In the lines below, the string "true" may appear; say how many lines hold it and give nothing more.

- - - -

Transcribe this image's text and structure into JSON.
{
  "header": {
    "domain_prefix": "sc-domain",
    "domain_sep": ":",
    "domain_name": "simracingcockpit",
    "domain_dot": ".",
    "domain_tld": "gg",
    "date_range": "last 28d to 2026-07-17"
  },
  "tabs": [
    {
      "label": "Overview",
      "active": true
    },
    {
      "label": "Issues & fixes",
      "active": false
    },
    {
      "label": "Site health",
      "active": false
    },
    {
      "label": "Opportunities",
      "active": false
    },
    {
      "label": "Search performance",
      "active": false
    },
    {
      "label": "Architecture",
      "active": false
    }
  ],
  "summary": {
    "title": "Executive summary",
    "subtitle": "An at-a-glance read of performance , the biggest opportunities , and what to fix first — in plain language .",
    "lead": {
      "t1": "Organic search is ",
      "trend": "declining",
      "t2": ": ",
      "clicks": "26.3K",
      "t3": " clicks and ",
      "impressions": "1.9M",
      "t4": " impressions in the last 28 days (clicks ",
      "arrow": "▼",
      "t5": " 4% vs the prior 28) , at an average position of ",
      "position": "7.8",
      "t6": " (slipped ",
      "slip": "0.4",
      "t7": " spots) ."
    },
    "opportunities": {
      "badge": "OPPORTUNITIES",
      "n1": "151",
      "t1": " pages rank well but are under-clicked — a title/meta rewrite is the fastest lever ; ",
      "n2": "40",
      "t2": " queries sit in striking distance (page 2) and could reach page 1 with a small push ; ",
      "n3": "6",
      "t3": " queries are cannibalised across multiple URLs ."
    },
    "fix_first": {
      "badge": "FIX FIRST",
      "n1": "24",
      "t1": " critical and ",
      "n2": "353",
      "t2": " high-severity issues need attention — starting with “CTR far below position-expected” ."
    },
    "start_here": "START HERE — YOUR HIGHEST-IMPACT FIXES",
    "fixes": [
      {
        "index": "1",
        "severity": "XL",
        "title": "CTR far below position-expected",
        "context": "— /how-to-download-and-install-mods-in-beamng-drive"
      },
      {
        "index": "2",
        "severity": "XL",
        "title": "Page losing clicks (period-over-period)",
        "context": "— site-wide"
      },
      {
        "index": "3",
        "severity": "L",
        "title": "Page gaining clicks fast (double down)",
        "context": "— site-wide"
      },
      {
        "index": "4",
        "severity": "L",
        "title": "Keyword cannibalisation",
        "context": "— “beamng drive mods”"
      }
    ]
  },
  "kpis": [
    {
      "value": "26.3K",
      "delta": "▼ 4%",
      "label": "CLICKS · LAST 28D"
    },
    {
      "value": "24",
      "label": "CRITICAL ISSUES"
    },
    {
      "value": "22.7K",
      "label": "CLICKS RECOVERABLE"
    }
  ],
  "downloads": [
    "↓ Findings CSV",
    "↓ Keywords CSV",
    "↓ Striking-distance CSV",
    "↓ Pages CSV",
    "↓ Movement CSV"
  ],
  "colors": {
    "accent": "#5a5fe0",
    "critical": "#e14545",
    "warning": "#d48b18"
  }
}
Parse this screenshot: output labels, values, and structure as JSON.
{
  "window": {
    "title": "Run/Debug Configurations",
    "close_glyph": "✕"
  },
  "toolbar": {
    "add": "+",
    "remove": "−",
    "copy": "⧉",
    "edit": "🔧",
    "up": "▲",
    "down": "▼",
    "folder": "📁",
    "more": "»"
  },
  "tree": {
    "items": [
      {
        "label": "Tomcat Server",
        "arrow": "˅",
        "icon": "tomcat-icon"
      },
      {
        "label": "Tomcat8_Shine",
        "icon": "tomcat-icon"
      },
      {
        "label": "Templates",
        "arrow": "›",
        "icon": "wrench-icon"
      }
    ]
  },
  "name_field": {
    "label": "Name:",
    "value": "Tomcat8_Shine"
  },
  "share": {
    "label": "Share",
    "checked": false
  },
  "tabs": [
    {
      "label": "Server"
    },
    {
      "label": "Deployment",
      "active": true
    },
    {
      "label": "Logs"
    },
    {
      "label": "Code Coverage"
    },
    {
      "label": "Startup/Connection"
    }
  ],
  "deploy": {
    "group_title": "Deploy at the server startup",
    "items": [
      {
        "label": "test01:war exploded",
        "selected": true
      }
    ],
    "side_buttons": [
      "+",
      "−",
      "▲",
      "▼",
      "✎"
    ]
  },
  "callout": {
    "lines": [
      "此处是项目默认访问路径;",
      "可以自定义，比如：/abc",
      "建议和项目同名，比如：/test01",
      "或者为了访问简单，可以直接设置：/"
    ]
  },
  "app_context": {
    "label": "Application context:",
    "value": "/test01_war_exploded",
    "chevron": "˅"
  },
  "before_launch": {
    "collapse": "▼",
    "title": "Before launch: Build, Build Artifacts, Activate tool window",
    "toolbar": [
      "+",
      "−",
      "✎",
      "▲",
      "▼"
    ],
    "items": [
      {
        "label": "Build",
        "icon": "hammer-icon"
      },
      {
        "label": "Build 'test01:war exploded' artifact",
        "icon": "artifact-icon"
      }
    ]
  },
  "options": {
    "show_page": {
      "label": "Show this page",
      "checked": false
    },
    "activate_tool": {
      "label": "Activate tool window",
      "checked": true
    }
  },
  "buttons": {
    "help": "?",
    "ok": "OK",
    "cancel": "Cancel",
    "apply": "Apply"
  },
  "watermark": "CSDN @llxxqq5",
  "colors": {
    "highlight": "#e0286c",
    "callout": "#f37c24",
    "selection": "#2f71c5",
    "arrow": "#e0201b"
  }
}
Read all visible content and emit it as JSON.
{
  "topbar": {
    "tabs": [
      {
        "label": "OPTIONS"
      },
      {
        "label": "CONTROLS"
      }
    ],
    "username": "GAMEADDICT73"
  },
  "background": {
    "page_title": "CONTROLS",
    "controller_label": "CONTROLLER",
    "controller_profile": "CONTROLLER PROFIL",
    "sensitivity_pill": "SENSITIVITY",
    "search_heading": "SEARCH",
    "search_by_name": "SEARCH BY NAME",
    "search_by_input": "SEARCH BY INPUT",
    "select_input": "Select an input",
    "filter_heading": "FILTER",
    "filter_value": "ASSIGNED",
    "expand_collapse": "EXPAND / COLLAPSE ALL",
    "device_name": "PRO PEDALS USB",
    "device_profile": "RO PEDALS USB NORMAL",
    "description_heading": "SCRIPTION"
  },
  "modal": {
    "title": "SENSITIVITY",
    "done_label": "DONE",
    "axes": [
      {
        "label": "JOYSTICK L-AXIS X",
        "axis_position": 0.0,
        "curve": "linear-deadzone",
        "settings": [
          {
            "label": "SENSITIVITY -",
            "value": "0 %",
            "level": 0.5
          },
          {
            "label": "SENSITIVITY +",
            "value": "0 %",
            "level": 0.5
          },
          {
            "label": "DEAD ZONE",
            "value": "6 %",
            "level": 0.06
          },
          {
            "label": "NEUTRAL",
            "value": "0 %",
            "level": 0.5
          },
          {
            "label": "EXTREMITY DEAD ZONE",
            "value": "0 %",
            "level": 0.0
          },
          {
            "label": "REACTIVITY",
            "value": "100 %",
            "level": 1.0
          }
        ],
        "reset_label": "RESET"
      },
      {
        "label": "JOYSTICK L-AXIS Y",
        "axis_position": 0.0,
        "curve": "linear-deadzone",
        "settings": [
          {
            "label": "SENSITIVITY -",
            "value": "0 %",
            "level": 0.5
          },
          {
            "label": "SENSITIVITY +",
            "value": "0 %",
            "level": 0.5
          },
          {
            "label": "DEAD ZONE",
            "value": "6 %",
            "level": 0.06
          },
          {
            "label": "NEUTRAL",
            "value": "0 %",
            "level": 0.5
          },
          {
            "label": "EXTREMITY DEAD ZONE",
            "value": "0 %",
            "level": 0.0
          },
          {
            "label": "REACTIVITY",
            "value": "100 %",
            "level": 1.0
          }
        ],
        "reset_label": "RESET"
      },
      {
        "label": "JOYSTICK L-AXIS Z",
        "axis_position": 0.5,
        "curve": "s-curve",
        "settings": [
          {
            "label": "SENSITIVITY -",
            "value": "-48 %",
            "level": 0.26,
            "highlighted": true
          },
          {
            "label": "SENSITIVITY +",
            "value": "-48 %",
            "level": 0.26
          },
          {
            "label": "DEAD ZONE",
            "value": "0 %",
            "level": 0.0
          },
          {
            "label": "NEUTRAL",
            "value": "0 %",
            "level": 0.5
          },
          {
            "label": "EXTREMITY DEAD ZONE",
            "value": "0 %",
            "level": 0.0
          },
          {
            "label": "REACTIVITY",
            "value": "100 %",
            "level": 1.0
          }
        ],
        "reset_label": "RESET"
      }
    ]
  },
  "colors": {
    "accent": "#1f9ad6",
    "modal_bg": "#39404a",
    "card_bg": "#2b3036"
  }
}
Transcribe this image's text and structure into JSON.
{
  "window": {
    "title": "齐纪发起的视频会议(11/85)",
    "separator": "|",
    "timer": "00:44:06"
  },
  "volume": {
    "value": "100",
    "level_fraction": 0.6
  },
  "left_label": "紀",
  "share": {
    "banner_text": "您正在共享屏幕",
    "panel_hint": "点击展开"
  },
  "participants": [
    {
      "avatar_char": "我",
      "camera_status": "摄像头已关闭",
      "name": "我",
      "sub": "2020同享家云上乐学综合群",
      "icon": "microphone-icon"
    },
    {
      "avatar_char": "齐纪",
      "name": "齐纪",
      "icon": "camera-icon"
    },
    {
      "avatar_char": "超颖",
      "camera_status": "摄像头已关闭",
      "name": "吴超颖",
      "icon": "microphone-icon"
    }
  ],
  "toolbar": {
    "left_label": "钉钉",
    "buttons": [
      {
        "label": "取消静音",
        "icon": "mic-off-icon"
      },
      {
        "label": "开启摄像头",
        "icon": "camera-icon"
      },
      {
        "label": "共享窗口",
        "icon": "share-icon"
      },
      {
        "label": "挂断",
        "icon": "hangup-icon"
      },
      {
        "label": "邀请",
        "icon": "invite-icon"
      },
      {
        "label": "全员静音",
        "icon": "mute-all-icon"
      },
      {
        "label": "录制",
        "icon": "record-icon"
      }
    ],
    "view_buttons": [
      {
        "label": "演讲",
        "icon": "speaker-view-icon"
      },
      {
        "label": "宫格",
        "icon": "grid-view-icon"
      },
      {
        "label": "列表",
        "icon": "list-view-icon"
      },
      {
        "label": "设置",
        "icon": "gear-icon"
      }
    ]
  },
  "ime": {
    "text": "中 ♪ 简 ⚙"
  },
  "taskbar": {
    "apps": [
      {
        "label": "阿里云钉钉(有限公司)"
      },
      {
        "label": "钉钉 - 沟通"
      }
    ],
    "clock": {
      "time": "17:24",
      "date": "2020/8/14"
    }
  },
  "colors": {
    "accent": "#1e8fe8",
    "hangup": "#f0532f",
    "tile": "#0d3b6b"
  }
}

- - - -

* Reply to the exercise: 5